There are many ways to measure how important the car maker Toyota is to the Japanese economy, and how hard its lost year has hit both the country as a whole and this once-booming city that bears its name.
You could look at Japan's plummeting export numbers - with automobile sales leading the way down - and the sagging gross domestic product figures that have resulted. You could spend an afternoon in the Hello Work job centre in Toyota City, which once helped recruit workers from as far away as Brazil for the company's bustling assembly lines but which is now a quietly desperate place with five applicants for every available job.
Or you could drop by Machiko Sakakibara's hair salon just a few minutes' walk from Toyota Motor Corp.'s gleaming corporate headquarters here. A few years ago, she and her husband's scissors were flying in an effort to keep up with the steady stream of clients from both Toyota and its supplier companies who strolled over to keep their hair short, neat and professional.
But on a recent Friday afternoon, during what should have been her busiest hours of the week, Ms. Sakakibara stood alone in her gaily decorated salon with not a customer in sight. Instead of the regular seven or eight customers a day, she and her husband often now serve just two or three.

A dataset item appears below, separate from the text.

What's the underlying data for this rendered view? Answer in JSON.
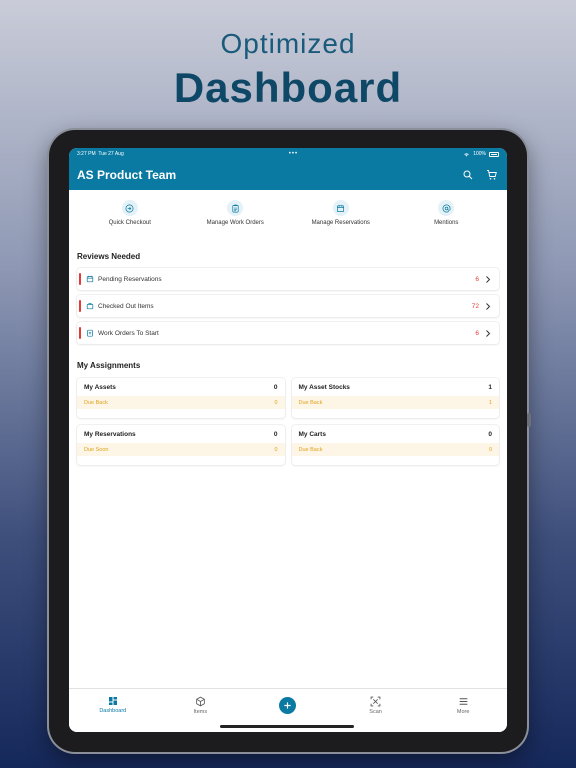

"Because of the recession, people who used to come in every month now come in only every 50 days. It just means more work for me when they do come," the sprightly 65-year-old said with a grandmotherly giggle. "People have also cut back on eating out, and drinking."
The pinch is being felt all across Japan, one of the world's richest countries.
The island nation finds itself in the grip of its worst economic downturn on record. In releasing another gloomy report this week, the Bank of Japan tried to put a silver lining on things by highlighting that the economy - which it forecast would contract by 3.4 per cent in the year ending next March - had "stopped worsening."
Talk of a recovery, at Toyota and in the wider Japanese economy, is usually cast into the future, 2010 at the earliest. Some expect that it will take far longer.
In a country only recently recovered from its "lost decade" of the 1990s, the prospect of another prolonged and painful economic downturn is a dismal one. Japan is expected to be slower pulling out of its recession than other advanced economies. The slump has devastated Japan's export sectors, driven by powerhouses such as Toyota and its rival auto makers, and the electronics giants like Sony.
Exports account for just 15 per cent of Japan's economic output, but the work is high-value, and ripples through the economy. Domestic demand, which fuels a huge service sector, is also hurting badly.
Nowhere is the manufacturing slump - and its impact on the wider economy - more visible and visceral than in Toyota City.
Toyota directly accounts for billions of dollars in annual sales and tens of thousands of Japanese jobs. If you include the hundreds of companies across the country that supply it - 400 of them in the Toyota City region alone - the company's importance multiplies.
Even General Motors doesn't mean as much to the U.S. economy as Toyota does to Japan's. Sales at department stores in the nearby city of Nagoya have fallen almost in lockstep with Toyota's fortunes.
In Toyota City, 80 per cent of the 410,000 residents owe their livelihoods to Toyota. By the start of this year, as the number of job seekers here leapt 130 per cent from January, 2008, the city had won unwanted fame as Japan's most out-of-work town.
The Sakakibaras' hair salon is still doing better business than many in Toyota City. Across the street from their still-swirling barber pole, a row of grey metal shutters covers what used to be a thriving little commercial district consisting of a convenience store, vegetable market and small clothing retailer.
"If Toyota catches a cold, everybody gets pneumonia," Ms. Sakakibara explained.